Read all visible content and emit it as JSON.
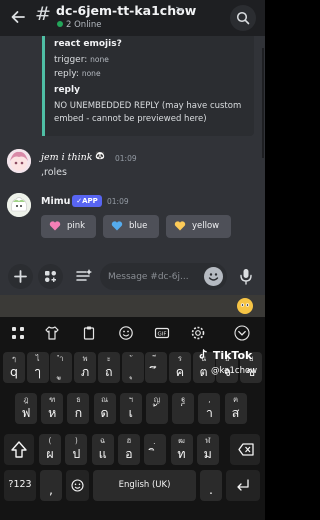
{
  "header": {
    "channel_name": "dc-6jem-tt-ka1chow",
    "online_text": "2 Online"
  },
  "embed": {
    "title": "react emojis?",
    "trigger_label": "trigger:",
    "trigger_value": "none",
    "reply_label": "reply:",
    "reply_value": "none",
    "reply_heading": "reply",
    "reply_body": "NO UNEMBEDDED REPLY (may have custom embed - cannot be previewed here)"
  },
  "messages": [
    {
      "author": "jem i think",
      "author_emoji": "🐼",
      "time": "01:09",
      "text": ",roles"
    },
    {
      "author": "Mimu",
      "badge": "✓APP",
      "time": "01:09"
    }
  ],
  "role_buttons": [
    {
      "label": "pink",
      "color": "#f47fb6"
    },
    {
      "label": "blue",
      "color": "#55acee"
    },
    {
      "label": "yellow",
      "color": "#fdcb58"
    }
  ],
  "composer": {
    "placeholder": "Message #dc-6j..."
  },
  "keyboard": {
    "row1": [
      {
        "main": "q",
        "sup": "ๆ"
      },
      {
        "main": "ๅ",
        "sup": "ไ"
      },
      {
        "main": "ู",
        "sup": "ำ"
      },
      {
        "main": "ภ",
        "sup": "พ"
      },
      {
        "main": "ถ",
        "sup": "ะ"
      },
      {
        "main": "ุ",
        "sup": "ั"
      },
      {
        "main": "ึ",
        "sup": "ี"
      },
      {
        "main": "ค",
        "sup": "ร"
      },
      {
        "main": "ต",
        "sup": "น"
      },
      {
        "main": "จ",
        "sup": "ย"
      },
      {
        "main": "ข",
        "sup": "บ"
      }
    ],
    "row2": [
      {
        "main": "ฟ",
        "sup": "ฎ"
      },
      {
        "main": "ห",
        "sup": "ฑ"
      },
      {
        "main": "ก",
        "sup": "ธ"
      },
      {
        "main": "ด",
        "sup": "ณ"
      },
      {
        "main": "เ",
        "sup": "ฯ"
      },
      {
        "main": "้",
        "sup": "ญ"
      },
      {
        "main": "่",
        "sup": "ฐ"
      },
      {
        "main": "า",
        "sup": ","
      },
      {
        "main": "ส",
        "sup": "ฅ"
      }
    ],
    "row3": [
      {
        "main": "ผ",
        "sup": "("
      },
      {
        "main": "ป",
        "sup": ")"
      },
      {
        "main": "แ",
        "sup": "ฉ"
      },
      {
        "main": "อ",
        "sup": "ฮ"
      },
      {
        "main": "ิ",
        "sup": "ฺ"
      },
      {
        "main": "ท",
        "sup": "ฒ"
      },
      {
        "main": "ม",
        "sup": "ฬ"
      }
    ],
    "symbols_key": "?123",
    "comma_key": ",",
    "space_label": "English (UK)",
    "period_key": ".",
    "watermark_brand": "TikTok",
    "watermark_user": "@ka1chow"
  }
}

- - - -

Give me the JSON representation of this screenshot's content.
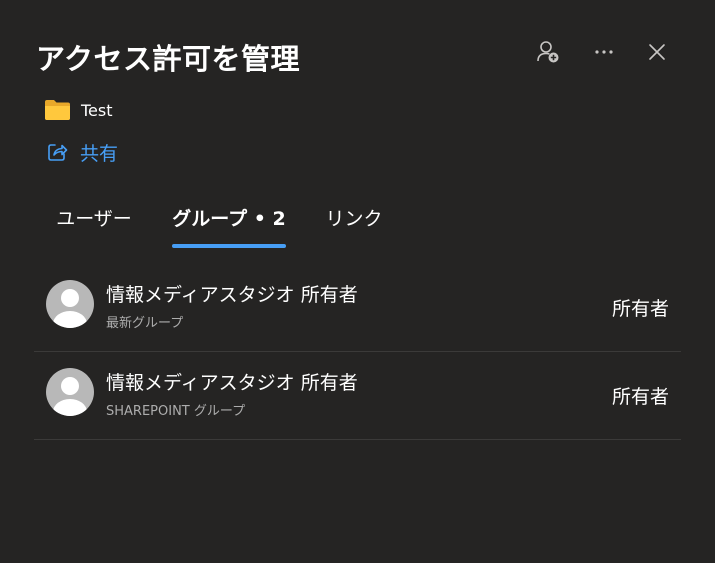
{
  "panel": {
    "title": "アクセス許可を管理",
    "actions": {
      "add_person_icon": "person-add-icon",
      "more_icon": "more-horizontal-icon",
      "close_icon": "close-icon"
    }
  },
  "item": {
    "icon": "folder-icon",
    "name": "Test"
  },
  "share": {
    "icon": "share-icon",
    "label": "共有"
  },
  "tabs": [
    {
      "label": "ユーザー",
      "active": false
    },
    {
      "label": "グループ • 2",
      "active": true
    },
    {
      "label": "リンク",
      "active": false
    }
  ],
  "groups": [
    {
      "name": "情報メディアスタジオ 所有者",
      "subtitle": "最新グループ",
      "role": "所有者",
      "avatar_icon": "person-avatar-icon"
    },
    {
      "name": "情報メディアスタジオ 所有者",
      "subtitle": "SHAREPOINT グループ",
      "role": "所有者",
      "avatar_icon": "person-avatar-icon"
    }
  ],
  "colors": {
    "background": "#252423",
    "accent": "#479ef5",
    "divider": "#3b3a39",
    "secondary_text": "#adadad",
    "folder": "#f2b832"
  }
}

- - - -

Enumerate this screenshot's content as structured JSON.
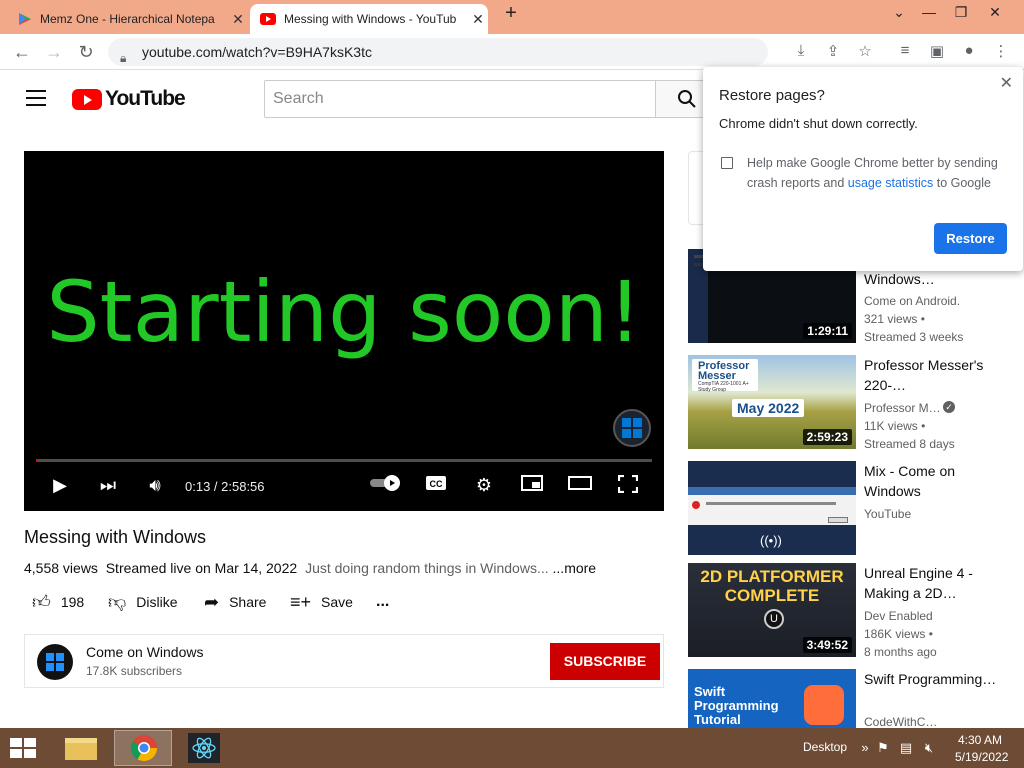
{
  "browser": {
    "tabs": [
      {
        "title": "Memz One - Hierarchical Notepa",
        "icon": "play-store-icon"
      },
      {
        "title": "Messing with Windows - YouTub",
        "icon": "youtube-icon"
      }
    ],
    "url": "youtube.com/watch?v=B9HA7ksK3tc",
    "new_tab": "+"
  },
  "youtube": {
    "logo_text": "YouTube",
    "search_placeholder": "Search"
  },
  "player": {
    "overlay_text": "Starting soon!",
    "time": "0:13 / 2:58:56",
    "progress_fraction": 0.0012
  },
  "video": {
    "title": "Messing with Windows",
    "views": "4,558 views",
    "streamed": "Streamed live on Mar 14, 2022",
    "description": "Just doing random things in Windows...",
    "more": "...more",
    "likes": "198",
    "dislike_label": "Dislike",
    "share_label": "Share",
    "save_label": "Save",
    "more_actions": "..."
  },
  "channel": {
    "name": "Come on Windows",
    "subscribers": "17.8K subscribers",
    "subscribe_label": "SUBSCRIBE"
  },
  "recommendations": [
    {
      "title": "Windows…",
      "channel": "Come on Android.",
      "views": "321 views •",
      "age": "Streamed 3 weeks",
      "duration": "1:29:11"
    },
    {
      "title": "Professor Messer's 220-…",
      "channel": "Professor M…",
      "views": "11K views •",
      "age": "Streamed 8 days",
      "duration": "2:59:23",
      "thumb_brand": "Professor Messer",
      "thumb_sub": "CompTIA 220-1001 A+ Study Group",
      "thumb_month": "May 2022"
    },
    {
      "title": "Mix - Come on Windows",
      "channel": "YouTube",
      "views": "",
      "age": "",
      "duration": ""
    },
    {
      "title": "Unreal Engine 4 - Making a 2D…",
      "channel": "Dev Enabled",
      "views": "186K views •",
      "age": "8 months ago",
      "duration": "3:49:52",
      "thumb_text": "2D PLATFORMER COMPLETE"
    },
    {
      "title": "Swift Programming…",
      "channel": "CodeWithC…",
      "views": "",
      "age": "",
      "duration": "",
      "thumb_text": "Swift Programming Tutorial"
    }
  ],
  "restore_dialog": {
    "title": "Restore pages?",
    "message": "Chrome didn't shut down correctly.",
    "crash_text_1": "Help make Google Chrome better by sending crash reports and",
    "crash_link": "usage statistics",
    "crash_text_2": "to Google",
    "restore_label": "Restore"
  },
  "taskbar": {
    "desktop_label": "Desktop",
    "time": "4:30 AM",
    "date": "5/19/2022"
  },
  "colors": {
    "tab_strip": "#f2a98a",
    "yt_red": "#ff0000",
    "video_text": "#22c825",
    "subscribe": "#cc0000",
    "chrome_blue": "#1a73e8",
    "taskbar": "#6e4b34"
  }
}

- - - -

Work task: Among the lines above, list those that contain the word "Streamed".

Output for this exercise:
    "streamed": "Streamed live on Mar 14, 2022",
      "age": "Streamed 3 weeks",
      "age": "Streamed 8 days",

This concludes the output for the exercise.